The Flaming Cliffs site, also known as Bayanzag, sometimes Bain-Dzak, (Mongolian: Баянзаг rich in saxaul), with the alternative Mongolian name of Mongolian: Улаан Эрэг (red cliffs), is a region of the Gobi Desert in the Ömnögovi Province of Mongolia, in which important fossil finds have been made. It was given this name by American paleontologist Roy Chapman Andrews, who visited in the 1920s. The area is most famous for yielding the first discovery of dinosaur eggs. Other finds in the area include specimens of Velociraptor  and eutherian mammals. It is illegal to remove fossils from the area without appropriate permits.
The nickname refers to the red or orange color of the sandstone cliffs (especially at a sunset),.
The following are dinosaur fossils that have been found in the Flaming Cliffs.

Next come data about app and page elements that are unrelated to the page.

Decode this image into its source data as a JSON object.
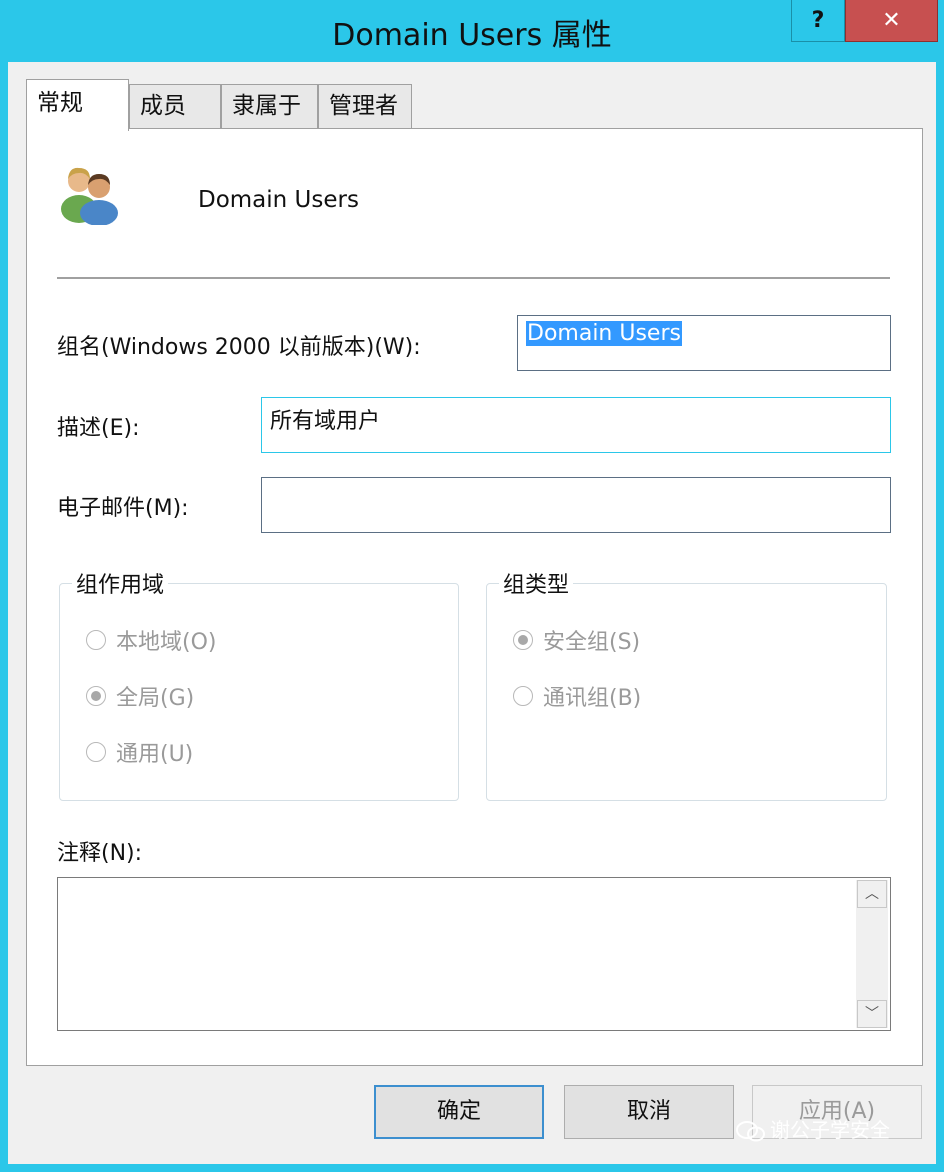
{
  "window": {
    "title": "Domain Users 属性",
    "help_label": "?",
    "close_label": "✕"
  },
  "tabs": [
    {
      "label": "常规"
    },
    {
      "label": "成员"
    },
    {
      "label": "隶属于"
    },
    {
      "label": "管理者"
    }
  ],
  "general": {
    "group_name": "Domain Users",
    "sam_label": "组名(Windows 2000 以前版本)(W):",
    "sam_value": "Domain Users",
    "desc_label": "描述(E):",
    "desc_value": "所有域用户",
    "email_label": "电子邮件(M):",
    "email_value": "",
    "scope": {
      "title": "组作用域",
      "options": [
        {
          "label": "本地域(O)",
          "checked": false
        },
        {
          "label": "全局(G)",
          "checked": true
        },
        {
          "label": "通用(U)",
          "checked": false
        }
      ]
    },
    "type": {
      "title": "组类型",
      "options": [
        {
          "label": "安全组(S)",
          "checked": true
        },
        {
          "label": "通讯组(B)",
          "checked": false
        }
      ]
    },
    "notes_label": "注释(N):",
    "notes_value": ""
  },
  "buttons": {
    "ok": "确定",
    "cancel": "取消",
    "apply": "应用(A)"
  },
  "watermark": "谢公子学安全",
  "colors": {
    "titlebar": "#2bc7e9",
    "close": "#c75050",
    "selection": "#3399ff"
  }
}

- Colbert, Edwin Harris (1984) The great dinosaur hunters and their discoveries Courier Dover, New York,page 210, ISBN 978-0-486-24701-4; revised edition of Men and Dinosaurs 1st edition 1968
- "Dinosaurs of the Flaming Cliffs". dinosaurcollector.150m.com. Archived from the original on 2013-05-19. Retrieved 2010-12-16.
- Kielan-Jaworowska, Zofia (1969) "Preliminary data on the Upper Cretaceous eutherian mammals from Bayn Dzak, Gobi Desert" Palaeontologia Polonica No. 19: pp. 171–206
- Mastsuura, general editor, Michael Bright ; preface by Koichiro (2010). 1001 natural wonders : you must see before you die (2009 ed.). London: Cassell Illustrated. p. 625. ISBN 9781844036745.
- Jane Blunden . Mongolia: the Bradt travel guide. 2008
- Carpenter, Kenneth (1999) Eggs, nests, and baby dinosaurs: a look at dinosaur reproduction Indiana University Press, Bloomington, Indiana, ISBN 978-0-253-33497-8
- Colbert, Edwin Harris (1984) The great dinosaur hunters and their discoveries Dover, New York, ISBN 978-0-486-24701-4
- Novacek, Michael J. (1997) Dinosaurs of the Flaming Cliffs Anchor, New York, ISBN 978-0-385-47775-8
- Novacek, Michael J.; Norell, Mark; McKenna, Malcolm C. and Clark, James (2004) "Fossils of the Flaming Cliffs" Dinosaurs and other Monsters (special edition of Scientific American 14(2):) Scientific American, New York, OCLC 60524033
|This paleontological site article is a stub. You can help Wikipedia by expanding it.|
|This Mongolia location article is a stub. You can help Wikipedia by expanding it.|